# [Exercise directions]
Work out how many lines in these entries include the string "pele", and give only that figure.

# [Extracted records]
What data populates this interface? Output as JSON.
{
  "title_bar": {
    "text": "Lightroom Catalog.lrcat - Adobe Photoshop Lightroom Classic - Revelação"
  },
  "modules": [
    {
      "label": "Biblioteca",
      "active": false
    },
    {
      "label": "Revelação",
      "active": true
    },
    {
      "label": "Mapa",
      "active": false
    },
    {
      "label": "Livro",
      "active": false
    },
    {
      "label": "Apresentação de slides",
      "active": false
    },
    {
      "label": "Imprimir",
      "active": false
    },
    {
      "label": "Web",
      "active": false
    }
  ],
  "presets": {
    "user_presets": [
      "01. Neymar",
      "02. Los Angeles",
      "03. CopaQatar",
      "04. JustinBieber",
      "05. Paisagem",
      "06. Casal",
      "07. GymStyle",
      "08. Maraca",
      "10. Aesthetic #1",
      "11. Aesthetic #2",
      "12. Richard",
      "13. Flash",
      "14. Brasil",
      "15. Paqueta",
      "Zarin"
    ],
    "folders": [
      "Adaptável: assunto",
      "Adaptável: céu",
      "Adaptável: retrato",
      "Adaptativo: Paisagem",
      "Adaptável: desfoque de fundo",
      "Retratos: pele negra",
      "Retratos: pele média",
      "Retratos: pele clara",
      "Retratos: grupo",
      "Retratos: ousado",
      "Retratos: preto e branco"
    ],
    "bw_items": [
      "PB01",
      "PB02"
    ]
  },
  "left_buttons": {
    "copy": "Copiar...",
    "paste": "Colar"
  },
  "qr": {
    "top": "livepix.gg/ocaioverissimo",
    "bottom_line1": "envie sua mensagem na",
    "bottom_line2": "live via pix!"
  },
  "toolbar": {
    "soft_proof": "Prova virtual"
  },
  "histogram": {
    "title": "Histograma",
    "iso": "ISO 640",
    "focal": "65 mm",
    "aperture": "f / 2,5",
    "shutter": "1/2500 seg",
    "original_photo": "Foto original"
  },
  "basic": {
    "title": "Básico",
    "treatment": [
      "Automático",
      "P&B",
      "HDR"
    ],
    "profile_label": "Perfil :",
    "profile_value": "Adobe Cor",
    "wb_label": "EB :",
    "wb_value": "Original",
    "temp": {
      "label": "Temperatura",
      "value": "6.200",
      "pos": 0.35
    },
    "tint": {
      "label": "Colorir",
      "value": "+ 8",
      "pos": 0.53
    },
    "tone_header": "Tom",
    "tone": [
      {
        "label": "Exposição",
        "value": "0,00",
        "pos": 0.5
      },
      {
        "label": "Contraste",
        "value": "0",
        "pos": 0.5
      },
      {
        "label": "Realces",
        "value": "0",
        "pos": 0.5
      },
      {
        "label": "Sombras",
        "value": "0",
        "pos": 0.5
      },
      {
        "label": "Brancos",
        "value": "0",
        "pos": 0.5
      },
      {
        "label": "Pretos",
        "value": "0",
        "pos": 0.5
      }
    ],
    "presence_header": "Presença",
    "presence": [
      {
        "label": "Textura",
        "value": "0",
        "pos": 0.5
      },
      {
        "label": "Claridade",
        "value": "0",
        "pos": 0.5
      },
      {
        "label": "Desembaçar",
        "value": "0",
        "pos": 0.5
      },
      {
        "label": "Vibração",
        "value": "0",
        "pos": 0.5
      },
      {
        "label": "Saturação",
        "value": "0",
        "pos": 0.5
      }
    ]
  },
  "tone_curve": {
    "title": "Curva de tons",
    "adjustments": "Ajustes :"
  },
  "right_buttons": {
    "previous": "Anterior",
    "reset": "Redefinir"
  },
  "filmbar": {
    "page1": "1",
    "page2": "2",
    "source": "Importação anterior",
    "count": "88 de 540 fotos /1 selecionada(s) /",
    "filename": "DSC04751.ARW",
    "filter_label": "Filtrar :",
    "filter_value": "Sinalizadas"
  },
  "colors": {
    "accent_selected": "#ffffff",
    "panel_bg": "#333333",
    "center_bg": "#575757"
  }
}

# [Answer area]
3